I’m through with the grieving; through with the anger; have passed the point of forgiveness to the person who sprayed blue paint on that rock. Up to the time the rock was clean, I pretended I owned it. It was my spiritual place. I concluded that it is no longer my spiritual place. The rock has been violated. I have been violated. That’s all over now. However, I would not lament if a forest fire burned past this sacred boulder and burned off the paint.

I forgive the rock and the glacier and the Connecticut hillside from which the rock was plucked.  And lastly, I forgive myself for acting way over the top like a crying baby. It is time for me to return to the rock and get on with it and to reestablish my connection with the rock as my spiritual place.

It is nonsense to continue carrying on this complaint.  It has become a burden. In one sense, the rock invited the vandel as defenseless inorganic matter.

I will visit the rock and pray.  Pray for the vandel; pray for myself; pray for all those who come past this rock. I will use the rock as my teacher. It has taught me that even rocks change very slowly, sometimes change happens quickly.
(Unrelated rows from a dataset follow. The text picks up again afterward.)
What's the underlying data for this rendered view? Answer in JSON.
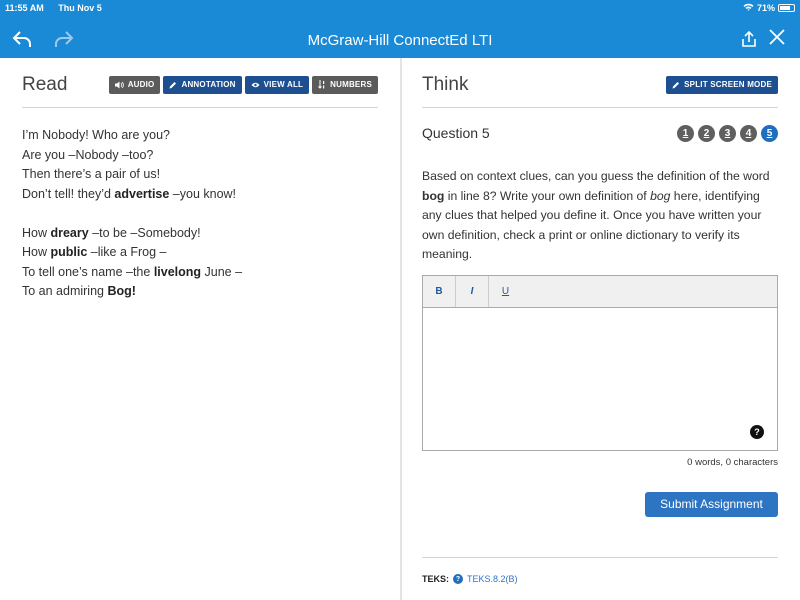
{
  "status_bar": {
    "time": "11:55 AM",
    "date": "Thu Nov 5",
    "battery": "71%"
  },
  "nav": {
    "title": "McGraw-Hill ConnectEd LTI"
  },
  "read": {
    "title": "Read",
    "tools": [
      {
        "label": "AUDIO",
        "icon": "speaker-icon",
        "color": "#5b5b5b"
      },
      {
        "label": "ANNOTATION",
        "icon": "pencil-icon",
        "color": "#1d4f91"
      },
      {
        "label": "VIEW ALL",
        "icon": "eye-icon",
        "color": "#1d4f91"
      },
      {
        "label": "NUMBERS",
        "icon": "sort-numbers-icon",
        "color": "#5b5b5b"
      }
    ],
    "stanzas": [
      [
        {
          "parts": [
            {
              "t": "I’m Nobody! Who are you?"
            }
          ]
        },
        {
          "parts": [
            {
              "t": "Are you –Nobody –too?"
            }
          ]
        },
        {
          "parts": [
            {
              "t": "Then there’s a pair of us!"
            }
          ]
        },
        {
          "parts": [
            {
              "t": "Don’t tell! they’d "
            },
            {
              "t": "advertise",
              "b": true
            },
            {
              "t": " –you know!"
            }
          ]
        }
      ],
      [
        {
          "parts": [
            {
              "t": "How "
            },
            {
              "t": "dreary",
              "b": true
            },
            {
              "t": " –to be –Somebody!"
            }
          ]
        },
        {
          "parts": [
            {
              "t": "How "
            },
            {
              "t": "public",
              "b": true
            },
            {
              "t": " –like a Frog –"
            }
          ]
        },
        {
          "parts": [
            {
              "t": "To tell one’s name –the "
            },
            {
              "t": "livelong",
              "b": true
            },
            {
              "t": " June –"
            }
          ]
        },
        {
          "parts": [
            {
              "t": "To an admiring "
            },
            {
              "t": "Bog!",
              "b": true
            }
          ]
        }
      ]
    ]
  },
  "think": {
    "title": "Think",
    "split_label": "SPLIT SCREEN MODE",
    "question_title": "Question 5",
    "questions": [
      "1",
      "2",
      "3",
      "4",
      "5"
    ],
    "active_question": 5,
    "prompt": {
      "p1": "Based on context clues, can you guess the definition of the word ",
      "b1": "bog",
      "p2": " in line 8? Write your own definition of ",
      "i1": "bog",
      "p3": " here, identifying any clues that helped you define it. Once you have written your own definition, check a print or online dictionary to verify its meaning."
    },
    "editor": {
      "bold": "B",
      "italic": "I",
      "underline": "U",
      "value": "",
      "help": "?"
    },
    "counter": "0 words, 0 characters",
    "submit_label": "Submit Assignment",
    "teks_label": "TEKS:",
    "teks_link": "TEKS.8.2(B)"
  },
  "colors": {
    "accent": "#1b8ad6",
    "primary_button": "#2d74c2",
    "tool_blue": "#1d4f91",
    "tool_gray": "#5b5b5b"
  }
}
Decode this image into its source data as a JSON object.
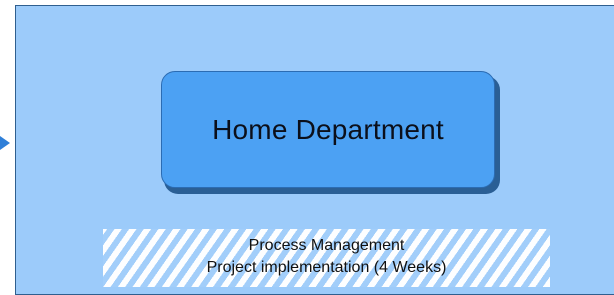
{
  "diagram": {
    "home_box": {
      "label": "Home Department"
    },
    "bottom_box": {
      "line1": "Process Management",
      "line2": "Project implementation (4 Weeks)"
    }
  },
  "colors": {
    "outer_fill": "#9ccbfa",
    "home_fill": "#4ca1f3",
    "arrow": "#2f7fd8"
  }
}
The rock also teaches me that it is still sacred no matter what happens to it.

I apologize to myself for such an impulsive response to this defacement. It was childish.  My tantrum is over and I’m ready to move on to the next one.

Tom Stock

Tom Stock has been involved in the Long Island environmental and outdoor education community for decades.

He has published two books; THE NISSEQUOGUE RIVER: A JOURNEY and HIDDEN AGENDA; A POETRY JOURNEY.He has also published many essays and poems in such journals as the Long Island Forum and The Long Islander.